Humanity is more than ever threatened by its own actions; we hear a lot about the need to minimize footprints and to reduce our impact. But what if our footprints were beneficial? What if we could meet human needs while increasing the health and well-being of our planet? This is the premise behind permaculture: a design process based on the replication of patterns found in nature. INHABIT explores the many environmental issues facing us today and examines solutions that are being applied using the ecological design lens of permaculture. Focused mostly on the Northeastern and Midwestern regions of the United States, Inhabit provides an intimate look at permaculture peoples and practices ranging from rural, suburban, and urban landscapes.
The End of Poverty? is a daring, thought-provoking and very timely documentary by award-winning filmmaker, Philippe Diaz, revealing that poverty is not an accident. It began with military conquest, slavery and colonization that resulted in the seizure of land, minerals and forced labor.
Today, global poverty has reached new levels because of unfair debt, trade and tax policies — in other words, wealthy countries exploiting the weaknesses of poor, developing countries.
The End of Poverty? asks why today 20% of the planet’s population uses 80% of its resources and consumes 30% more than the planet can regenerate?
The film has been selected to over 25 international film festivals and will be released in theatres in November 2009. Directed by Philippe Diaz, produced by Cinema Libre Studio with the Robert Schalkenbach Foundation, 104mins, 2008, USA, documentary in English, Spanish, French with English Subtitles.
Public disapproval of politics and politicians is at an all-time high, and for good reason. Cynicism and distrust are the hallmarks of this public disenchantment. The unholy alliance of special interest money and public policy has produced government that is perceived to be out of touch with the reality of everyday citizens and unresponsive to their needs.
ELECTILE DYSFUNCTION: INSIDE THE BUSINESS OF AMERICANCAMPAIGNS is a serious critique of a political system that is spiraling into irrelevance. It surveys a broad cross-section of political elites, consultants, celebrities, and insiders to provide a critical analytical expose that is a must for individuals in search of answers as to how we got here and where we go from here. ELECTILE DYSFUNCTION: INSIDE THE BUSINESS OF AMERICAN CAMPAIGNS is a must see for anyone concerned about the future of democratic societies everywhere.
Mary Pickford, The Muse of the Movies traces the life and work of this legendary silent film star, movie pioneer and keen businesswoman. Pickford’s life (1892-1979) also parallels an even larger story, telling of the “birth of the cinema” itself. She co-created United Artists, spearheaded the founding of the Academy of Motion Picture Arts and Sciences, as well as established the Motion Picture Retirement Home. Known as “America’s Sweetheart,” Pickford was the first actress to earn $1 million dollars and the only star to ever receive a 50% profit share of her movies. She was the first to win an Oscar® for Best Actress in a “sound” motion picture for her performance in the 1929 film “Coquette.” In this documentary, through restored vintage audio recordings, Pickford narrates her own story along with actor Michael York.

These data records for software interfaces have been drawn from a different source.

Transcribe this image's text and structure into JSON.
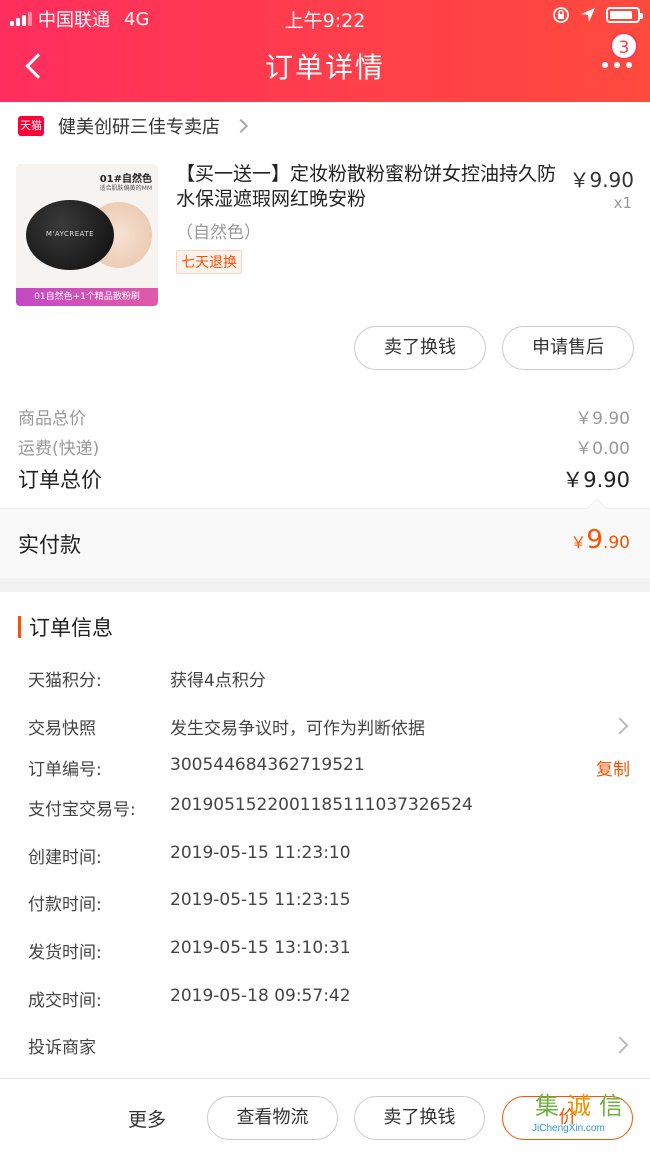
{
  "status_bar": {
    "carrier": "中国联通",
    "network": "4G",
    "time": "上午9:22"
  },
  "nav": {
    "title": "订单详情",
    "badge_count": "3"
  },
  "shop": {
    "logo_text": "天猫",
    "name": "健美创研三佳专卖店"
  },
  "product": {
    "image_text": {
      "top": "01#自然色",
      "sub": "适合肌肤偏黄的MM",
      "brand": "M'AYCREATE",
      "footer": "01自然色+1个精品散粉刷"
    },
    "title": "【买一送一】定妆粉散粉蜜粉饼女控油持久防水保湿遮瑕网红晚安粉",
    "variant": "（自然色）",
    "tag": "七天退换",
    "price": "￥9.90",
    "qty": "x1"
  },
  "actions": {
    "sell": "卖了换钱",
    "after_sale": "申请售后"
  },
  "summary": {
    "goods_label": "商品总价",
    "goods_value": "￥9.90",
    "shipping_label": "运费(快递)",
    "shipping_value": "￥0.00",
    "order_total_label": "订单总价",
    "order_total_value": "￥9.90",
    "paid_label": "实付款",
    "paid_currency": "￥",
    "paid_int": "9",
    "paid_dec": ".90"
  },
  "info": {
    "heading": "订单信息",
    "rows": [
      {
        "key": "天猫积分:",
        "value": "获得4点积分"
      },
      {
        "key": "交易快照",
        "value": "发生交易争议时，可作为判断依据"
      },
      {
        "key": "订单编号:",
        "value": "300544684362719521",
        "action": "复制"
      },
      {
        "key": "支付宝交易号:",
        "value": "2019051522001185111037326524"
      },
      {
        "key": "创建时间:",
        "value": "2019-05-15 11:23:10"
      },
      {
        "key": "付款时间:",
        "value": "2019-05-15 11:23:15"
      },
      {
        "key": "发货时间:",
        "value": "2019-05-15 13:10:31"
      },
      {
        "key": "成交时间:",
        "value": "2019-05-18 09:57:42"
      },
      {
        "key": "投诉商家",
        "value": ""
      }
    ]
  },
  "bottom": {
    "more": "更多",
    "logistics": "查看物流",
    "sell": "卖了换钱",
    "third": "价"
  },
  "watermark": {
    "chars": [
      "集",
      "诚",
      "信"
    ],
    "url": "JiChengXin.com"
  },
  "colors": {
    "brand_gradient_start": "#ff2e5e",
    "brand_gradient_end": "#ff4a3d",
    "accent_orange": "#ff5000"
  }
}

Classic film clips, rare home movies and cameo interviews with Adolph Zukor (founder of Paramount Studios), famed aviator Amelia Earhart, Douglas Fairbanks, Jr., Lillian Gish, Buddy Rogers (Pickford’s last husband), as well as the only interview ever given by Pickford’s daughter, Roxanne Rogers Monroe, give audiences an in-depth look into the early world of the American cinema.